-- SUPPLIED RECORDS follows --
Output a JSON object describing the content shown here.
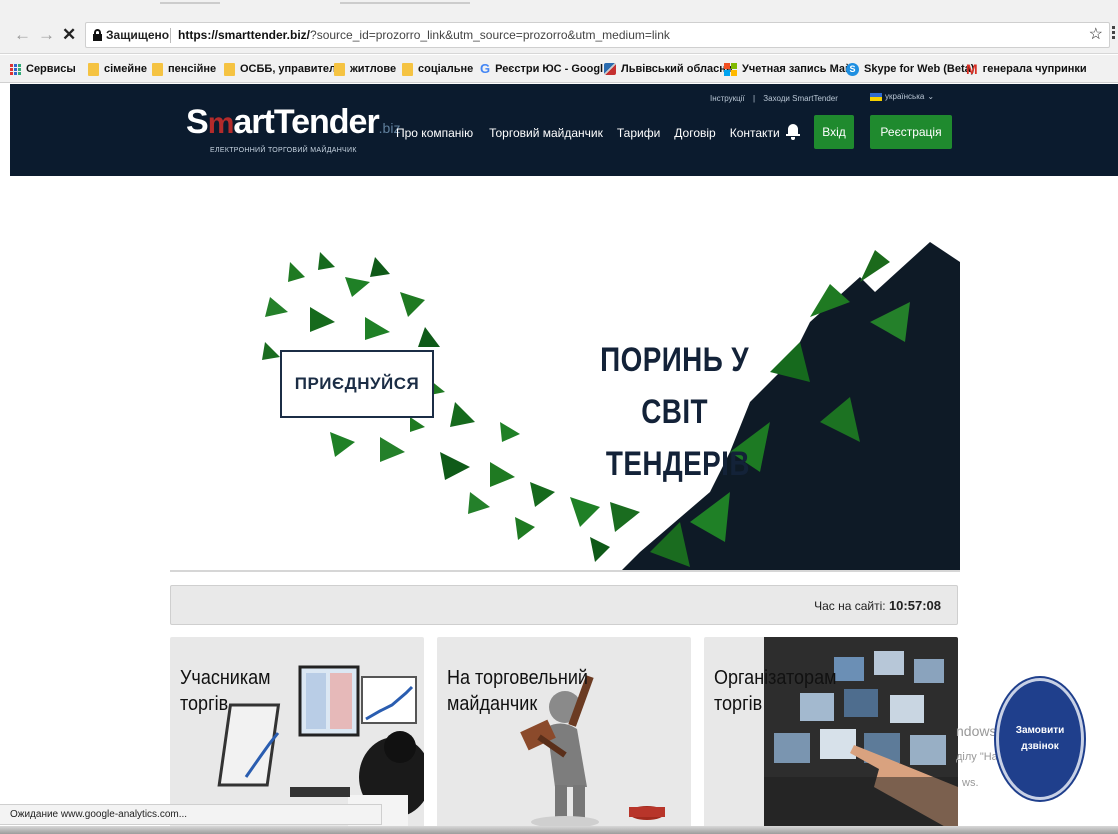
{
  "browser": {
    "back_glyph": "←",
    "forward_glyph": "→",
    "stop_glyph": "✕",
    "secure_label": "Защищено",
    "url_host": "https://smarttender.biz/",
    "url_rest": "?source_id=prozorro_link&utm_source=prozorro&utm_medium=link",
    "star_glyph": "☆"
  },
  "bookmarks": [
    {
      "label": "Сервисы",
      "icon": "apps-icon"
    },
    {
      "label": "сімейне",
      "icon": "folder-icon"
    },
    {
      "label": "пенсійне",
      "icon": "folder-icon"
    },
    {
      "label": "ОСББ, управитель",
      "icon": "folder-icon"
    },
    {
      "label": "житлове",
      "icon": "folder-icon"
    },
    {
      "label": "соціальне",
      "icon": "folder-icon"
    },
    {
      "label": "Реєстри ЮС - Googl",
      "icon": "google-icon"
    },
    {
      "label": "Львівський обласни",
      "icon": "lviv-icon"
    },
    {
      "label": "Учетная запись Май",
      "icon": "microsoft-icon"
    },
    {
      "label": "Skype for Web (Beta)",
      "icon": "skype-icon"
    },
    {
      "label": "генерала чупринки",
      "icon": "gmail-icon"
    }
  ],
  "header": {
    "logo_s": "S",
    "logo_m": "m",
    "logo_rest": "artTender",
    "logo_biz": ".biz",
    "logo_sub": "ЕЛЕКТРОННИЙ ТОРГОВИЙ МАЙДАНЧИК",
    "top_link_1": "Інструкції",
    "top_sep": "|",
    "top_link_2": "Заходи SmartTender",
    "lang": "українська",
    "lang_caret": "⌄",
    "nav": [
      "Про компанію",
      "Торговий майданчик",
      "Тарифи",
      "Договір",
      "Контакти"
    ],
    "login": "Вхід",
    "register": "Реєстрація"
  },
  "hero": {
    "join": "ПРИЄДНУЙСЯ",
    "title_line1": "ПОРИНЬ У СВІТ",
    "title_line2": "ТЕНДЕРІВ",
    "accent_color": "#1f6b1f",
    "dark_color": "#132238"
  },
  "timebar": {
    "label": "Час на сайті:",
    "time": "10:57:08"
  },
  "cards": [
    {
      "line1": "Учасникам",
      "line2": "торгів"
    },
    {
      "line1": "На торговельний",
      "line2": "майданчик"
    },
    {
      "line1": "Організаторам",
      "line2": "торгів"
    }
  ],
  "windows_overlay": {
    "line1": "ndows",
    "line2": "ділу \"Нас",
    "line3": "ws.",
    "trailing": "об"
  },
  "call_button": {
    "line1": "Замовити",
    "line2": "дзвінок"
  },
  "status": "Ожидание www.google-analytics.com..."
}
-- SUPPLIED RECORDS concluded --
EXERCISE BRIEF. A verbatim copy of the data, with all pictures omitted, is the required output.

TASK OUTPUT.
Output a JSON object describing the content shown here.
{
  "browser": {
    "back_glyph": "←",
    "forward_glyph": "→",
    "stop_glyph": "✕",
    "secure_label": "Защищено",
    "url_host": "https://smarttender.biz/",
    "url_rest": "?source_id=prozorro_link&utm_source=prozorro&utm_medium=link",
    "star_glyph": "☆"
  },
  "bookmarks": [
    {
      "label": "Сервисы",
      "icon": "apps-icon"
    },
    {
      "label": "сімейне",
      "icon": "folder-icon"
    },
    {
      "label": "пенсійне",
      "icon": "folder-icon"
    },
    {
      "label": "ОСББ, управитель",
      "icon": "folder-icon"
    },
    {
      "label": "житлове",
      "icon": "folder-icon"
    },
    {
      "label": "соціальне",
      "icon": "folder-icon"
    },
    {
      "label": "Реєстри ЮС - Googl",
      "icon": "google-icon"
    },
    {
      "label": "Львівський обласни",
      "icon": "lviv-icon"
    },
    {
      "label": "Учетная запись Май",
      "icon": "microsoft-icon"
    },
    {
      "label": "Skype for Web (Beta)",
      "icon": "skype-icon"
    },
    {
      "label": "генерала чупринки",
      "icon": "gmail-icon"
    }
  ],
  "header": {
    "logo_s": "S",
    "logo_m": "m",
    "logo_rest": "artTender",
    "logo_biz": ".biz",
    "logo_sub": "ЕЛЕКТРОННИЙ ТОРГОВИЙ МАЙДАНЧИК",
    "top_link_1": "Інструкції",
    "top_sep": "|",
    "top_link_2": "Заходи SmartTender",
    "lang": "українська",
    "lang_caret": "⌄",
    "nav": [
      "Про компанію",
      "Торговий майданчик",
      "Тарифи",
      "Договір",
      "Контакти"
    ],
    "login": "Вхід",
    "register": "Реєстрація"
  },
  "hero": {
    "join": "ПРИЄДНУЙСЯ",
    "title_line1": "ПОРИНЬ У СВІТ",
    "title_line2": "ТЕНДЕРІВ",
    "accent_color": "#1f6b1f",
    "dark_color": "#132238"
  },
  "timebar": {
    "label": "Час на сайті:",
    "time": "10:57:08"
  },
  "cards": [
    {
      "line1": "Учасникам",
      "line2": "торгів"
    },
    {
      "line1": "На торговельний",
      "line2": "майданчик"
    },
    {
      "line1": "Організаторам",
      "line2": "торгів"
    }
  ],
  "windows_overlay": {
    "line1": "ndows",
    "line2": "ділу \"Нас",
    "line3": "ws.",
    "trailing": "об"
  },
  "call_button": {
    "line1": "Замовити",
    "line2": "дзвінок"
  },
  "status": "Ожидание www.google-analytics.com..."
}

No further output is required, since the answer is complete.